(Stored dataset items)
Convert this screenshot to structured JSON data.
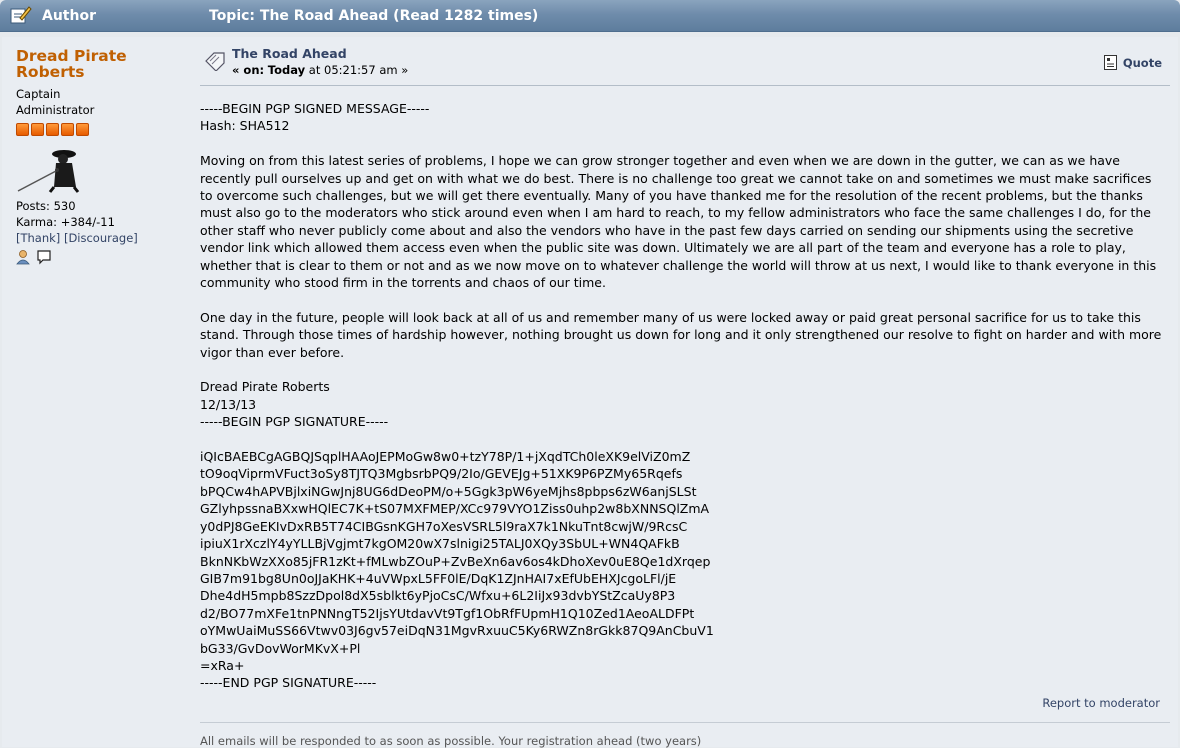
{
  "header": {
    "author_label": "Author",
    "topic_label": "Topic: The Road Ahead  (Read 1282 times)"
  },
  "poster": {
    "name": "Dread Pirate Roberts",
    "title": "Captain",
    "group": "Administrator",
    "posts": "Posts: 530",
    "karma": "Karma: +384/-11",
    "thank": "[Thank]",
    "discourage": "[Discourage]",
    "stars": 5
  },
  "post": {
    "subject": "The Road Ahead",
    "date_on": "« on:",
    "date_day": "Today",
    "date_rest": "at 05:21:57 am »",
    "quote_label": "Quote",
    "body": {
      "pgp_header": "-----BEGIN PGP SIGNED MESSAGE-----\nHash: SHA512",
      "para1": "Moving on from this latest series of problems, I hope we can grow stronger together and even when we are down in the gutter, we can as we have recently pull ourselves up and get on with what we do best. There is no challenge too great we cannot take on and sometimes we must make sacrifices to overcome such challenges, but we will get there eventually. Many of you have thanked me for the resolution of the recent problems, but the thanks must also go to the moderators who stick around even when I am hard to reach, to my fellow administrators who face the same challenges I do, for the other staff who never publicly come about and also the vendors who have in the past few days carried on sending our shipments using the secretive vendor link which allowed them access even when the public site was down. Ultimately we are all part of the team and everyone has a role to play, whether that is clear to them or not and as we now move on to whatever challenge the world will throw at us next, I would like to thank everyone in this community who stood firm in the torrents and chaos of our time.",
      "para2": "One day in the future, people will look back at all of us and remember many of us were locked away or paid great personal sacrifice for us to take this stand. Through those times of hardship however, nothing brought us down for long and it only strengthened our resolve to fight on harder and with more vigor than ever before.",
      "signoff": "Dread Pirate Roberts\n12/13/13\n-----BEGIN PGP SIGNATURE-----",
      "signature": "iQIcBAEBCgAGBQJSqplHAAoJEPMoGw8w0+tzY78P/1+jXqdTCh0leXK9elViZ0mZ\ntO9oqViprmVFuct3oSy8TJTQ3MgbsrbPQ9/2Io/GEVEJg+51XK9P6PZMy65Rqefs\nbPQCw4hAPVBjlxiNGwJnj8UG6dDeoPM/o+5Ggk3pW6yeMjhs8pbps6zW6anjSLSt\nGZlyhpssnaBXxwHQlEC7K+tS07MXFMEP/XCc979VYO1Ziss0uhp2w8bXNNSQlZmA\ny0dPJ8GeEKIvDxRB5T74CIBGsnKGH7oXesVSRL5l9raX7k1NkuTnt8cwjW/9RcsC\nipiuX1rXczlY4yYLLBjVgjmt7kgOM20wX7slnigi25TALJ0XQy3SbUL+WN4QAFkB\nBknNKbWzXXo85jFR1zKt+fMLwbZOuP+ZvBeXn6av6os4kDhoXev0uE8Qe1dXrqep\nGIB7m91bg8Un0oJJaKHK+4uVWpxL5FF0lE/DqK1ZJnHAI7xEfUbEHXJcgoLFl/jE\nDhe4dH5mpb8SzzDpol8dX5sblkt6yPjoCsC/Wfxu+6L2IiJx93dvbYStZcaUy8P3\nd2/BO77mXFe1tnPNNngT52IjsYUtdavVt9Tgf1ObRfFUpmH1Q10Zed1AeoALDFPt\noYMwUaiMuSS66Vtwv03J6gv57eiDqN31MgvRxuuC5Ky6RWZn8rGkk87Q9AnCbuV1\nbG33/GvDovWorMKvX+Pl\n=xRa+\n-----END PGP SIGNATURE-----"
    },
    "report_label": "Report to moderator",
    "signature_line": "All emails will be responded to as soon as possible. Your registration ahead (two years)"
  }
}
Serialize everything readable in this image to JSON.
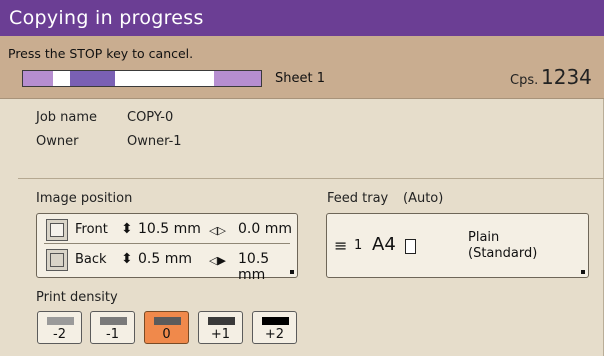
{
  "title": "Copying in progress",
  "status": {
    "message": "Press the STOP key to cancel.",
    "progress_segments": [
      {
        "color": "#b68ed0"
      },
      {
        "color": "#ffffff"
      },
      {
        "color": "#7a60b4"
      },
      {
        "color": "#ffffff"
      },
      {
        "color": "#ffffff"
      },
      {
        "color": "#ffffff"
      },
      {
        "color": "#ffffff"
      },
      {
        "color": "#b68ed0"
      }
    ],
    "sheet": "Sheet 1",
    "cps_label": "Cps.",
    "cps_value": "1234"
  },
  "job": {
    "name_label": "Job name",
    "name_value": "COPY-0",
    "owner_label": "Owner",
    "owner_value": "Owner-1"
  },
  "image_position": {
    "label": "Image position",
    "front": {
      "label": "Front",
      "vertical": "10.5 mm",
      "horizontal": "0.0 mm"
    },
    "back": {
      "label": "Back",
      "vertical": "0.5 mm",
      "horizontal": "10.5 mm"
    }
  },
  "feed_tray": {
    "label": "Feed tray",
    "mode": "(Auto)",
    "tray_number": "1",
    "paper_size": "A4",
    "paper_type_line1": "Plain",
    "paper_type_line2": "(Standard)"
  },
  "print_density": {
    "label": "Print density",
    "options": [
      {
        "label": "-2",
        "color": "#9a9a9a",
        "selected": false
      },
      {
        "label": "-1",
        "color": "#7a7a7a",
        "selected": false
      },
      {
        "label": "0",
        "color": "#5b5b5b",
        "selected": true
      },
      {
        "label": "+1",
        "color": "#3a3a3a",
        "selected": false
      },
      {
        "label": "+2",
        "color": "#000000",
        "selected": false
      }
    ]
  },
  "colors": {
    "title_bg": "#6b3e94",
    "status_bg": "#c9ad90",
    "panel_bg": "#e6ddcb",
    "selected": "#f0894b"
  }
}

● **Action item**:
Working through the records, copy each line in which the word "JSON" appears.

● **Result for this exercise**:
Convert this screenshot to structured JSON data.
Serialize everything readable in this image to JSON.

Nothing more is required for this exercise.